Isabelle curls into her mum’s lap, eyes wide with anticipation as the pages of “The Very Hungry Caterpillar” take her through the life stages of an ambitious little butterfly. Sitting next to them on the sofa is Jilyn, from the National College of Ireland’s Early Learning Initiative (ELI). Jilyn comes to their home twice-weekly as part of the Parent-Child Home Programme.
We have been very grateful for the support of The Ireland Funds Flagship Grant. Interestingly, almost seven years ago we received Ireland Funds support as well. That support bought toys and books for local families. It’s amazing to be able to tell you that we’ve gone back and learned that those toys and books are still being used by their siblings. You have given families a resource that they really appreciate.”— Dr. Josephine Bleach, Director of ELI.
At three years of age, there are already big differences in language and mathematical development between children from rich and poor backgrounds. This gap continues to widen, if it is not addressed before children start pre-school. Research, from a wide range of countries, shows that intervention in early childhood is the most effective way of influencing the development and success at school of children from disadvantaged backgrounds.
Working in marginalized communities of Dublin such as the Docklands, the ELI Programme has demonstrated a proven track record for increasing educational development in children. 82% of children exhibited an increase in positive verbal interaction over a two-year period. Language skills have been shown to significantly increase and 83% of children meet their developmental milestones once in the program. Research shows that intervention in early childhood is the most effective way of influencing the success of children from disadvantaged backgrounds.
Each family receives an average of 48 home visits per year. As a result, trust is built between the parent, the child, and the Home Visitor. To the child it may seem like a terrific hour of play. However, Home Visitors are trained and supported by the National College of Ireland’s Early Learning Initiative to teach parents innovative ways to interact constructively with their children. The Flagship grant from The Ireland Funds will provide core support for two more years of the Parent-Child Home Programme.
To Isabelle, the baby caterpillar in her book gets big and grows beautiful wings.
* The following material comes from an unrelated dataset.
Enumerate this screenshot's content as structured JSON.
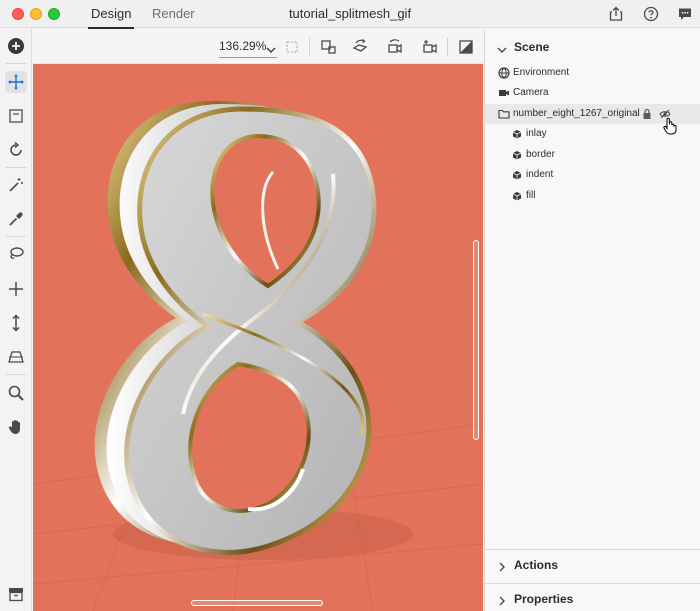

The Ireland Funds believe that early learning is the key to growing educational wings for children in inner-city Dublin and beyond.
The Parent-Child Home Programme is currently in its eighth year in the Dublin Docklands and has recently expanded into the wider Dublin area as well as into Galway and Limerick.